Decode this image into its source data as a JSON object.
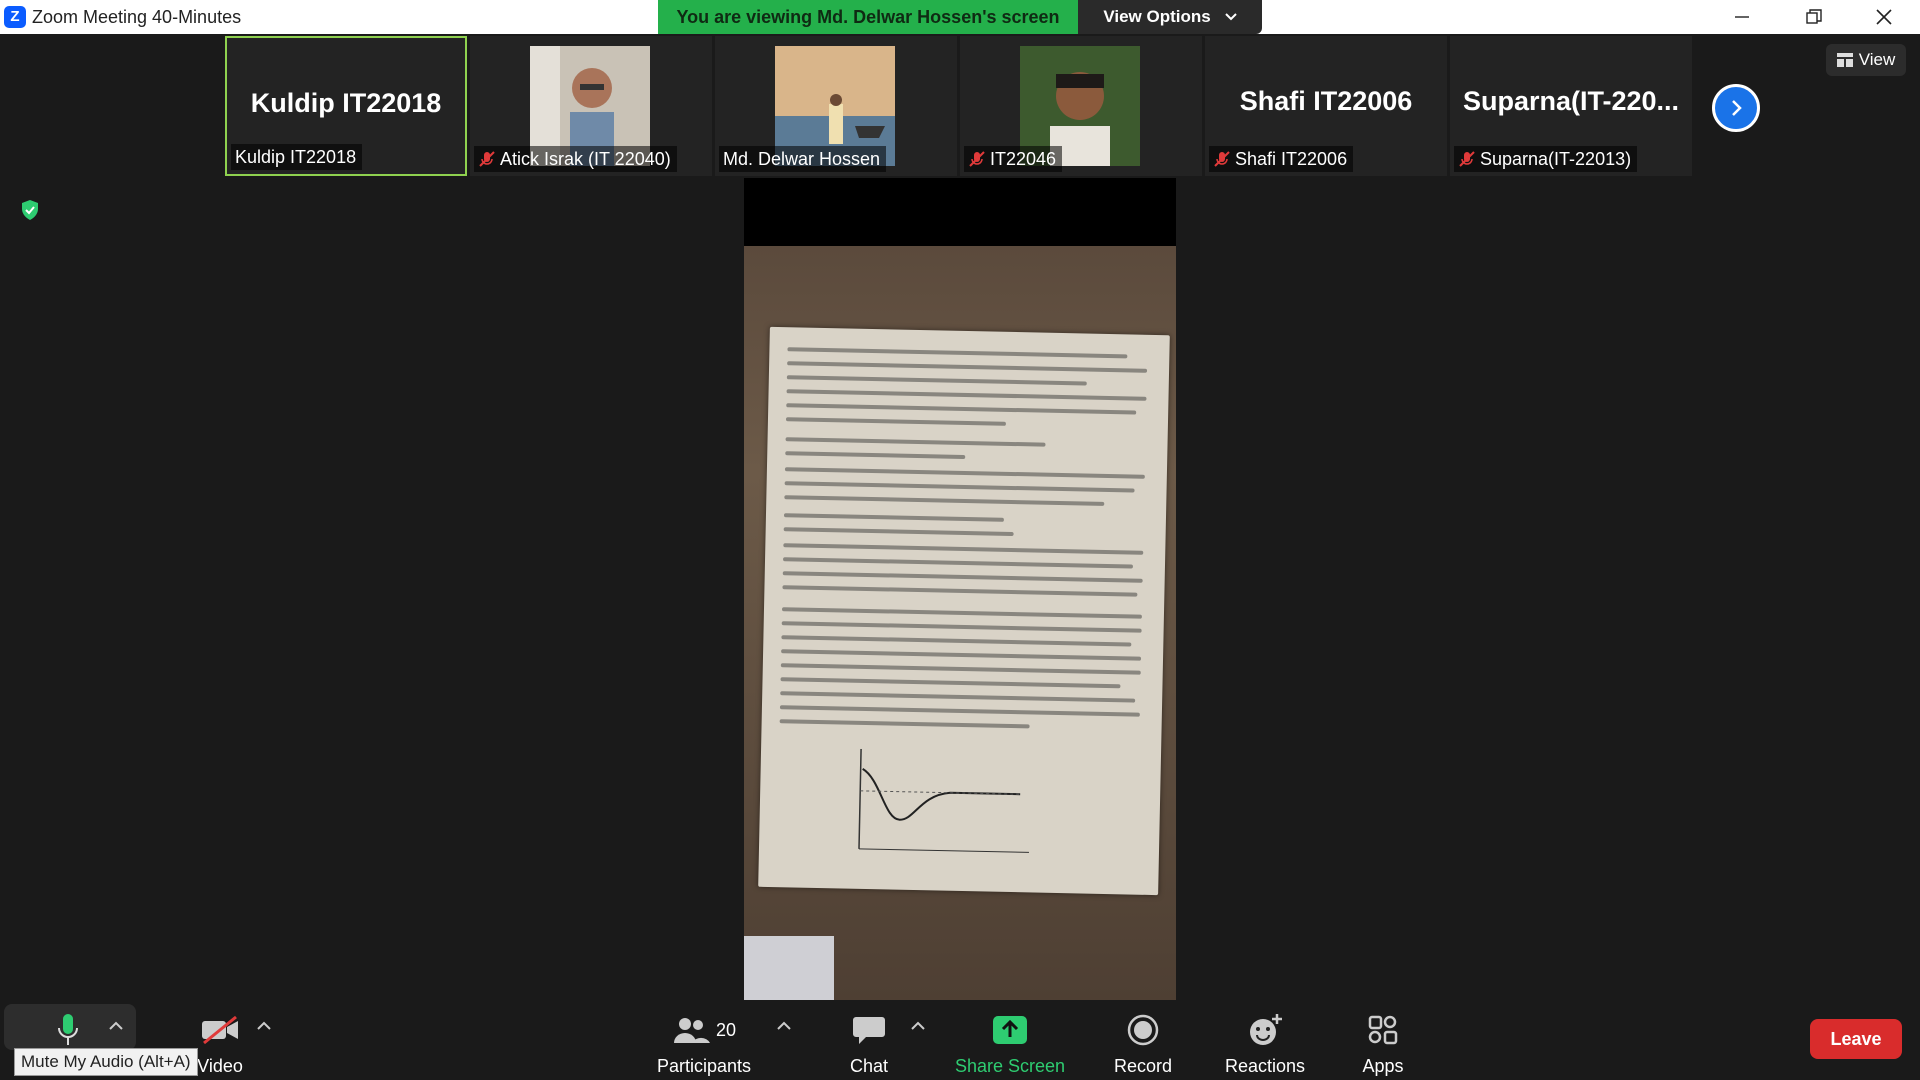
{
  "window": {
    "title": "Zoom Meeting 40-Minutes",
    "banner": "You are viewing Md. Delwar Hossen's screen",
    "view_options": "View Options"
  },
  "gallery": {
    "tiles": [
      {
        "big_name": "Kuldip IT22018",
        "label": "Kuldip IT22018",
        "muted": false,
        "has_video": false
      },
      {
        "big_name": "",
        "label": "Atick Israk (IT 22040)",
        "muted": true,
        "has_video": true
      },
      {
        "big_name": "",
        "label": "Md. Delwar Hossen",
        "muted": false,
        "has_video": true
      },
      {
        "big_name": "",
        "label": "IT22046",
        "muted": true,
        "has_video": true
      },
      {
        "big_name": "Shafi IT22006",
        "label": "Shafi IT22006",
        "muted": true,
        "has_video": false
      },
      {
        "big_name": "Suparna(IT-220...",
        "label": "Suparna(IT-22013)",
        "muted": true,
        "has_video": false
      }
    ],
    "view_label": "View"
  },
  "toolbar": {
    "mute_tooltip": "Mute My Audio (Alt+A)",
    "video_label": "Video",
    "participants_label": "Participants",
    "participants_count": "20",
    "chat_label": "Chat",
    "share_label": "Share Screen",
    "record_label": "Record",
    "reactions_label": "Reactions",
    "apps_label": "Apps",
    "leave_label": "Leave"
  },
  "colors": {
    "banner": "#24b04b",
    "share": "#2ecc71",
    "leave": "#d92c2c",
    "active_speaker": "#8fd14f"
  }
}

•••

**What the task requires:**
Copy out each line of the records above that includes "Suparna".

**Exercise response:**
        "big_name": "Suparna(IT-220...",
        "label": "Suparna(IT-22013)",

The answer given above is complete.